> EXTRACTED DATA
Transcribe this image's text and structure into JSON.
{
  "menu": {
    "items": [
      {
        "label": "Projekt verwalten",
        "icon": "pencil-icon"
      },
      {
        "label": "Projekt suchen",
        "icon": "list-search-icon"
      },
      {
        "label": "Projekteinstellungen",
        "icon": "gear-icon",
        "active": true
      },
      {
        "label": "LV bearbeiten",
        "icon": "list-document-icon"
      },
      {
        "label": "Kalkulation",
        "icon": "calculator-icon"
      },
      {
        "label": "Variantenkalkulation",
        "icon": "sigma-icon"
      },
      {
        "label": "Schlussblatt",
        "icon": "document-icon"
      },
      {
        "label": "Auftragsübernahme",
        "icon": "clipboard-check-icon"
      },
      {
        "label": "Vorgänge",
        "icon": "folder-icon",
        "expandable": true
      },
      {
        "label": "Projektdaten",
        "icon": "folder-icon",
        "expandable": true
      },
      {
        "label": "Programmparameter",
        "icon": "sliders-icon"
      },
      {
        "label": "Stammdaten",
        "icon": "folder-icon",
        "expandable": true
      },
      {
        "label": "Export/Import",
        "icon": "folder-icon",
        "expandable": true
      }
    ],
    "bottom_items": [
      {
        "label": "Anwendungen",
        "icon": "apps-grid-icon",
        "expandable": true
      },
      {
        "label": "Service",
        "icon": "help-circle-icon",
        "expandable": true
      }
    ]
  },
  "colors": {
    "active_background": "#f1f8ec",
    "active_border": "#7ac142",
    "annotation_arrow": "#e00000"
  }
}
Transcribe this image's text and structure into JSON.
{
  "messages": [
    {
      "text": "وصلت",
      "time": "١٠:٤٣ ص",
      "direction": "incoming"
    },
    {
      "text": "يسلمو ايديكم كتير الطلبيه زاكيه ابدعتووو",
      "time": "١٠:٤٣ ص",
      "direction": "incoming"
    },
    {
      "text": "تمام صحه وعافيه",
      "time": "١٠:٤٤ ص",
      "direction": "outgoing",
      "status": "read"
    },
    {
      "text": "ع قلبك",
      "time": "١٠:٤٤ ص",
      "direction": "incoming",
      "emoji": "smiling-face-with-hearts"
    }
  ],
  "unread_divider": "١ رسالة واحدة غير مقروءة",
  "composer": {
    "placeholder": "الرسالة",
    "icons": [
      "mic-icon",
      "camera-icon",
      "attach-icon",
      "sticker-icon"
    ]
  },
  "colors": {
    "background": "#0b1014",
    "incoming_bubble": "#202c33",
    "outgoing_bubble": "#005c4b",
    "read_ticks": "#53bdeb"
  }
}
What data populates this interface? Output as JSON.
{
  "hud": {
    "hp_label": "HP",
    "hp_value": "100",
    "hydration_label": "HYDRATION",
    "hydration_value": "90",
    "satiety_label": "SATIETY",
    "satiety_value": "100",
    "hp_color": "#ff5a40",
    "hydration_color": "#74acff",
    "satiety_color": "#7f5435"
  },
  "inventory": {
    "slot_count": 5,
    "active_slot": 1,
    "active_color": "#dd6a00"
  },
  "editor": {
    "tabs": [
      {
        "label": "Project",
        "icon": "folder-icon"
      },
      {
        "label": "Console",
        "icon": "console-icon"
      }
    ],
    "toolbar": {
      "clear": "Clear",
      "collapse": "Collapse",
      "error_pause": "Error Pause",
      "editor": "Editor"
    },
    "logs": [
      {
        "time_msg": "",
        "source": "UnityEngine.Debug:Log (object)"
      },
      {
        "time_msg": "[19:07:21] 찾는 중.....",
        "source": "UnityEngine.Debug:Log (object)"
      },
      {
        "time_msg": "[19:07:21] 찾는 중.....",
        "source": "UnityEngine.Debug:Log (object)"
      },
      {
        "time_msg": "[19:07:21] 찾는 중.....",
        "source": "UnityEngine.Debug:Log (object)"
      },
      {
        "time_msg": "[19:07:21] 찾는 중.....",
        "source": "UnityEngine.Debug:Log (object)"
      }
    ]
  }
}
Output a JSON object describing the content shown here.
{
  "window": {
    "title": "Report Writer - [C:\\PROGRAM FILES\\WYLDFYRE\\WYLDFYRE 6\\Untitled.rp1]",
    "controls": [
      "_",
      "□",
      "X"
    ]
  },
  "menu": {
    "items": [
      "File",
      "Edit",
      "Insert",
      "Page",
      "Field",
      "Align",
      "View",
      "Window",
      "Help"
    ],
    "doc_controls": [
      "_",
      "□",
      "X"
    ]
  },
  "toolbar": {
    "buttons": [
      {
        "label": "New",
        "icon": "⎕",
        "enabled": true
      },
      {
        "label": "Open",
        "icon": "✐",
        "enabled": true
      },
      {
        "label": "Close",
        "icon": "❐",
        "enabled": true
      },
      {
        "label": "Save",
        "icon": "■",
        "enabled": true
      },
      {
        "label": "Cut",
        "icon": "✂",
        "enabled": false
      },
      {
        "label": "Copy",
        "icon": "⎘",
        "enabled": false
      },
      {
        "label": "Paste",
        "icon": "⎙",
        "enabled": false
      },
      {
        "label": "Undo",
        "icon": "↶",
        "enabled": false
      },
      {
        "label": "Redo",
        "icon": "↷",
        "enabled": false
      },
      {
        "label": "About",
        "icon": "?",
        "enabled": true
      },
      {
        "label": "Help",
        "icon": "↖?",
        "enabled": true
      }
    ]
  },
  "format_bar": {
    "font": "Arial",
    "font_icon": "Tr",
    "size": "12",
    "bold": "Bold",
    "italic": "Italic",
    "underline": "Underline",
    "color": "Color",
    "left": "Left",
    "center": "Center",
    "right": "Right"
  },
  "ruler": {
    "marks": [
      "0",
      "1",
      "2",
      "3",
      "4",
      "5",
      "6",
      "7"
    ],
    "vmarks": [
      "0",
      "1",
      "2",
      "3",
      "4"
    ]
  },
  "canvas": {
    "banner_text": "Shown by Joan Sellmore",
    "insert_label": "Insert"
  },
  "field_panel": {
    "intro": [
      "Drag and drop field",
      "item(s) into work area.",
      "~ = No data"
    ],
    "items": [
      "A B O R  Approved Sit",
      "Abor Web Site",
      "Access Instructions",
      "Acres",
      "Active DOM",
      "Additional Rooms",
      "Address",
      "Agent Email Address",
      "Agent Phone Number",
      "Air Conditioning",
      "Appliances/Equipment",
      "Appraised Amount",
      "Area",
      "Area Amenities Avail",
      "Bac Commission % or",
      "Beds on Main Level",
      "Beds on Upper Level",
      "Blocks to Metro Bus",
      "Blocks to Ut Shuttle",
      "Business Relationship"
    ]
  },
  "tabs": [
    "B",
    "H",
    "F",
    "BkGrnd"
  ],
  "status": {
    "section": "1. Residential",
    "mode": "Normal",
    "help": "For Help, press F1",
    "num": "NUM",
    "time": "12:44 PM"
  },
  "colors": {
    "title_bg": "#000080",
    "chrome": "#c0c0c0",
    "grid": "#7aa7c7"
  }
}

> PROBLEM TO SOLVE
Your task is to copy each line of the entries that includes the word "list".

> RESULT OF THE EXERCISE
        "icon": "list-search-icon"
        "icon": "list-document-icon"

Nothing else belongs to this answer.